<quoted text>I hope you enjoy them Bob, but please don't feel obliged.
Posting videos can be a bit like recommending books or movies. We all have different tastes.
<quoted text>The simple fact is that religion is irrelevant to both morality and science and I think it should be kept out of politics, legal & justice systems, & education too.
For me? The biggest argument >>against<< permitting religion to also be in government is this:

In purely secular systems of behavior, it is possible to reach an agreement as to what to do, in a particular situation, by discussion. More to the point, by compromise among those involved in the decision-making.

And since it can be demonstrated that no single human is always right, all of the time, this process forces us to compromise-- which in turn makes the decision spread out among a variety of people's choices, and not just one.

I think that makes for superior decisions--especially when it's not obvious or clear-cut (as in, let's choose to not murder other folk).

That's one.

Part two goes like this: in secular systems, since decisions are made by people, it is always possible to argue against the decision, especially in light of new findings, new information, new treatments, etc.

However, all religion is 100% based on "special authority". That is, based on some "holy" book, or on some "holy" person who has "special privileged information".

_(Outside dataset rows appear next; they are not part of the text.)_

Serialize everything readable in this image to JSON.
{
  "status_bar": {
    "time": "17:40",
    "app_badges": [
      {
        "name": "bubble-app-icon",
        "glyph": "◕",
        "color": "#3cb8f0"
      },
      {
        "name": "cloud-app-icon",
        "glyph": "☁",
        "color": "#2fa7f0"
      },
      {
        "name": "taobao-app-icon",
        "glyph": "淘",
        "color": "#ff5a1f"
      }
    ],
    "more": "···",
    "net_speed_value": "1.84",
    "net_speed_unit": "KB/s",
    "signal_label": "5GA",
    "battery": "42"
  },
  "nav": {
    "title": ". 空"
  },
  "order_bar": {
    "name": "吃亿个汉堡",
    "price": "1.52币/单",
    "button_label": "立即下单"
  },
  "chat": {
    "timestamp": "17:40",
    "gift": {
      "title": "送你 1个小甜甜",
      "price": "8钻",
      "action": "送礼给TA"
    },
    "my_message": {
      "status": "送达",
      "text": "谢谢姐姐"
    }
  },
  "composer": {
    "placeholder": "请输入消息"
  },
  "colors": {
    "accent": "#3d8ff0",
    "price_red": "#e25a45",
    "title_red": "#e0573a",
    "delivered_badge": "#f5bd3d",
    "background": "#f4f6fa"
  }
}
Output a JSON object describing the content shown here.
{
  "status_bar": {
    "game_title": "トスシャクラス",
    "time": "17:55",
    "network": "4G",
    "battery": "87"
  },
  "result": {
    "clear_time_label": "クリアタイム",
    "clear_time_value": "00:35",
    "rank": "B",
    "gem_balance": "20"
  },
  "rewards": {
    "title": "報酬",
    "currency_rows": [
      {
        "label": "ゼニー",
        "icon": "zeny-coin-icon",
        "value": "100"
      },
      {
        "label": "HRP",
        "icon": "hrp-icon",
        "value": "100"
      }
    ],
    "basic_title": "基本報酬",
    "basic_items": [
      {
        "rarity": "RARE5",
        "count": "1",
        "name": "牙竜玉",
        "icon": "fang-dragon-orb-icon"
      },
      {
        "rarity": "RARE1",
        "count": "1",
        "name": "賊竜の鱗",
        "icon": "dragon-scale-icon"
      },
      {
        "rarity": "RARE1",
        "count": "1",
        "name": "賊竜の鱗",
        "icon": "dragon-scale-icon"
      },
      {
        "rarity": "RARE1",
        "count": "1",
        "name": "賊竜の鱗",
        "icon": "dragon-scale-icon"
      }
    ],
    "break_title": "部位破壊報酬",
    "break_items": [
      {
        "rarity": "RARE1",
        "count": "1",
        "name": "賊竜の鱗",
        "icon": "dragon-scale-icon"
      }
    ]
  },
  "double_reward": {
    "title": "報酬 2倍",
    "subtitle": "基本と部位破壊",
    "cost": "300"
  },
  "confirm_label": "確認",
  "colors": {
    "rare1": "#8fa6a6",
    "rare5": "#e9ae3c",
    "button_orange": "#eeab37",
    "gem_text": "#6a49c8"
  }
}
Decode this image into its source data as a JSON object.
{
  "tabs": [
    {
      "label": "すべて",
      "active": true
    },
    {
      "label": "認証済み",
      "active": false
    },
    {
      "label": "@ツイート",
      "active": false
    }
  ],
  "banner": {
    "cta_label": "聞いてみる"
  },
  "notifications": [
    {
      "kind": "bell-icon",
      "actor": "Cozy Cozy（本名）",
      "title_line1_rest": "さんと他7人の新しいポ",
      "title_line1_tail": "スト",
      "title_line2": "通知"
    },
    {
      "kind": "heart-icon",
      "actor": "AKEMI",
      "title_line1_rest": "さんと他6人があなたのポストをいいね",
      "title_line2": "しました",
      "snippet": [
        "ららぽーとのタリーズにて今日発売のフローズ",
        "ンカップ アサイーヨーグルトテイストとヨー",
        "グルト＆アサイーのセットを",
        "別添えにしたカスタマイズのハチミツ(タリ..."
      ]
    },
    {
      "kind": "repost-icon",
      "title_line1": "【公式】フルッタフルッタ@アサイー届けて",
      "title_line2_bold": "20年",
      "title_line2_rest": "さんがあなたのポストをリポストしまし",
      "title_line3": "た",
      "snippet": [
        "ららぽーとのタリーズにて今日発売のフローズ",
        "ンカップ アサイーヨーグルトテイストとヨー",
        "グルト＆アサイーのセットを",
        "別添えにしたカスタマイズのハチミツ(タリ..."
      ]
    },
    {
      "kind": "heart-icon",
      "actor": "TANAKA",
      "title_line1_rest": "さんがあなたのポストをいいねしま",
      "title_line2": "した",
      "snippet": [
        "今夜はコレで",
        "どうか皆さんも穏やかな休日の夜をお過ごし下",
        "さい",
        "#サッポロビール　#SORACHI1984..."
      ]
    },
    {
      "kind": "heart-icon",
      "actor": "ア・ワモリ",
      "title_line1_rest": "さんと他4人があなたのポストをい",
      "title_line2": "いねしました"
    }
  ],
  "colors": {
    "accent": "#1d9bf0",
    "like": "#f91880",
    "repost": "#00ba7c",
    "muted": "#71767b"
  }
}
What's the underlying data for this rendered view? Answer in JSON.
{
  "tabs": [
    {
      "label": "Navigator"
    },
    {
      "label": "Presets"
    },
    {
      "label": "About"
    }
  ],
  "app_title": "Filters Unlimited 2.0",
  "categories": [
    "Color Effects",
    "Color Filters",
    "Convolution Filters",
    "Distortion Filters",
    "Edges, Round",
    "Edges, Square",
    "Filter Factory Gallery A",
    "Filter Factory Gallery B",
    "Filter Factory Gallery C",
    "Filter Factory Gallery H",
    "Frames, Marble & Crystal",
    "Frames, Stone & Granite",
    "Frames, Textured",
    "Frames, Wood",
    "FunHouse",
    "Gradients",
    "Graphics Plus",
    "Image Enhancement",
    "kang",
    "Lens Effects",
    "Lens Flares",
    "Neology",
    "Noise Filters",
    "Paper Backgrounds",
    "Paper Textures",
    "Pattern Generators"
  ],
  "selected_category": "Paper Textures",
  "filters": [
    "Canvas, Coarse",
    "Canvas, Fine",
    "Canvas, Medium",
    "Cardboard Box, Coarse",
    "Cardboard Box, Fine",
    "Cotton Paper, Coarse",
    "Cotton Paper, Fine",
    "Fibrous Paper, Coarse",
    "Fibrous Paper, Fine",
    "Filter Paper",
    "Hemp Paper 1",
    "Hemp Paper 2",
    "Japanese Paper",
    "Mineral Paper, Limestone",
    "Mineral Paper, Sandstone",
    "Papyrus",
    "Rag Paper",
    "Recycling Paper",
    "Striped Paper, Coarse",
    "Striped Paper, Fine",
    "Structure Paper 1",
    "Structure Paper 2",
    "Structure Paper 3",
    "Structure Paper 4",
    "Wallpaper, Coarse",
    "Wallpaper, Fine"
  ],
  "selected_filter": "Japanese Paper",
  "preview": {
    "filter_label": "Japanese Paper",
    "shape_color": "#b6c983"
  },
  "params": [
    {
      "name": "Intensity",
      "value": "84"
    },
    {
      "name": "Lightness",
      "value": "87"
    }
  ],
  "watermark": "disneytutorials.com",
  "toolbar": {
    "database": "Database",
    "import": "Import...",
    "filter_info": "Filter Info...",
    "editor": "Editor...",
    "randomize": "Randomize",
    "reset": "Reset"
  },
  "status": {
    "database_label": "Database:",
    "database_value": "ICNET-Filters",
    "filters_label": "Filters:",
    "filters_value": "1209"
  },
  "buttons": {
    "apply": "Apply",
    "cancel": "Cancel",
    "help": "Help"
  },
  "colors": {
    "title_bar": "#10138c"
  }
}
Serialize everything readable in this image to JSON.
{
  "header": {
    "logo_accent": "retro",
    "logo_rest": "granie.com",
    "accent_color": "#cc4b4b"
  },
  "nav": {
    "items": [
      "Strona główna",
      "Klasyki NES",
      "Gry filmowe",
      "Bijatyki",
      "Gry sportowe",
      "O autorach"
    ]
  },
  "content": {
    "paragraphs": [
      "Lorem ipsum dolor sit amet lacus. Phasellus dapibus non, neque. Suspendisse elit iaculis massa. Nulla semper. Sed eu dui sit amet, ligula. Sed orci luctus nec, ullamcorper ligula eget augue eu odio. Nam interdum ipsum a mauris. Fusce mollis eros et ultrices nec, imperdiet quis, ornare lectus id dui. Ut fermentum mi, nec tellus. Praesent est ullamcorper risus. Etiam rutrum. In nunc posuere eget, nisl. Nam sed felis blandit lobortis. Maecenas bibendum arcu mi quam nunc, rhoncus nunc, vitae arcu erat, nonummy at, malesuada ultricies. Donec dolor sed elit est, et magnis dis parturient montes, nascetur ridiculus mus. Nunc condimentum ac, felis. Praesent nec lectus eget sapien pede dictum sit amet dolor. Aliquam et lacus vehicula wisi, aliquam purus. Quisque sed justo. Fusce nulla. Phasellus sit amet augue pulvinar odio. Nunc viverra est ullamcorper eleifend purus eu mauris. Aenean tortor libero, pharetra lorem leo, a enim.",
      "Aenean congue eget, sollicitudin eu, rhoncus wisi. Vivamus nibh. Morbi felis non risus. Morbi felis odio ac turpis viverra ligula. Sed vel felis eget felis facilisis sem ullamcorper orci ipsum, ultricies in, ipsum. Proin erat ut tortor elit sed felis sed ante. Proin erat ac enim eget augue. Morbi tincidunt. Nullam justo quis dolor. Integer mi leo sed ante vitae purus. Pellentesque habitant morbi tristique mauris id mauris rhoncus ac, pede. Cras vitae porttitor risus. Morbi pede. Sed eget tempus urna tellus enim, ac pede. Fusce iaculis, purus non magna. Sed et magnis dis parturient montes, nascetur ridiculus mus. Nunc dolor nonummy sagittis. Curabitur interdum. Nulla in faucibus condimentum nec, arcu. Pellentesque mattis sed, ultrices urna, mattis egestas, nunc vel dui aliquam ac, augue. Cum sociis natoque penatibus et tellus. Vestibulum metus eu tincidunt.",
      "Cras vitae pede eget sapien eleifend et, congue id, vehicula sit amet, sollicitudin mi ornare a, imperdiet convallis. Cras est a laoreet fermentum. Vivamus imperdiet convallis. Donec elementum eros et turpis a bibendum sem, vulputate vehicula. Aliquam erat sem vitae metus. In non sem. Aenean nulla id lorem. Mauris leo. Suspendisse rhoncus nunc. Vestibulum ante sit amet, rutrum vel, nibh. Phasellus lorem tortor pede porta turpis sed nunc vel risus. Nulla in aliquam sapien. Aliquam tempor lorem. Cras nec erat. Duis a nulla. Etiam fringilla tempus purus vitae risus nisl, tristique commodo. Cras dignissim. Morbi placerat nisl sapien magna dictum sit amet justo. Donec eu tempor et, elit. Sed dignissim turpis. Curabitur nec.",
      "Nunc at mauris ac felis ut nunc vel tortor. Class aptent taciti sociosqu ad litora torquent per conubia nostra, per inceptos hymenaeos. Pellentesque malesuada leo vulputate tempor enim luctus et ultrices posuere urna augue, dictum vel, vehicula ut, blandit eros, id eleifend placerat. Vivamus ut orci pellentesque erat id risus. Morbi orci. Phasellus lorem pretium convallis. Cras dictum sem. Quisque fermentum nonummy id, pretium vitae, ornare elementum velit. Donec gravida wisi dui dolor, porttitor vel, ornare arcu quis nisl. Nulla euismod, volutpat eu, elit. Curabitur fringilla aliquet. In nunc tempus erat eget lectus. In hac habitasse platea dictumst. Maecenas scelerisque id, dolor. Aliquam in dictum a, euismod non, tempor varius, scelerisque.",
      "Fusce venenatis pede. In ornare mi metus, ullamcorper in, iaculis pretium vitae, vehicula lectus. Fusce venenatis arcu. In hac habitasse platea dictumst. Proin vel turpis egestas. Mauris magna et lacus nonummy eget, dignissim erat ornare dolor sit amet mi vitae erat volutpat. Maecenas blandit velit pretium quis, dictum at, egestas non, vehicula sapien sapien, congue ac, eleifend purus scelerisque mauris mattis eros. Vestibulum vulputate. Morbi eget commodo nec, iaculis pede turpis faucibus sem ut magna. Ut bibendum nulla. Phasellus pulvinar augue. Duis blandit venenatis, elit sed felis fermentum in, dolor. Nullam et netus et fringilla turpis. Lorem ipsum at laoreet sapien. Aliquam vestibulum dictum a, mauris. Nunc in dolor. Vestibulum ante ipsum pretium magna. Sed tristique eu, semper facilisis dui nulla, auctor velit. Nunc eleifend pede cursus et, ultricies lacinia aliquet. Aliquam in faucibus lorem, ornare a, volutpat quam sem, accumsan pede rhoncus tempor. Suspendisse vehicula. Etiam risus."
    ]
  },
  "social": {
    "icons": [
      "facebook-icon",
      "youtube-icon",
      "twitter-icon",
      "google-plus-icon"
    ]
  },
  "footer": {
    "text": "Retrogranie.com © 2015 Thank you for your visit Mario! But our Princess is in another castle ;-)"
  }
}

In short? All religion is based on the idea of "god said so".

It is not possible to argue against "god said so" apart from "no he didn't".

There can be >>no<< compromise with "god said". All you can do, is create a schism and start a different religion ....

And that? The fact that religion cannot compromise?

That is the #1 reason why it must be left out of government-- you cannot change it, with reasonable argument. The best you can do, is hope the "special authority" dies off, and the replacement is more reasonable. Or that the religion dies off, or is replaced by one less dogmatic.

Tell me when this thread is updated:

Subscribe Now Add to my Tracker
First Prev
of 2
Next Last

Add your comments below

Characters left: 4000

Please note by submitting this form you acknowledge that you have read the Terms of Service and the comment you are posting is in compliance with such terms. Be polite. Inappropriate posts may be removed by the moderator. Send us your feedback.

Atheism Discussions

Title Updated Last By Comments
Islam for peace, or violence? 11 min Uncle Sam 32
Our world came from nothing? 16 min Uncle Sam 1,036
Atheism requires as much faith as religion? (Jul '09) 43 min Thinking 229,996
Atheism to Defeat Religion by 2038 (Apr '12) 7 hr Chiclets 22,987
Adam Atheoi - the god of 'humanity' 18 hr Thinking 90
Man center of the universe. 18 hr Thinking 87
Razer and Ben Affleck take on the atheists Oct 17 Thinking 6

Atheism People Search

Addresses and phone numbers for FREE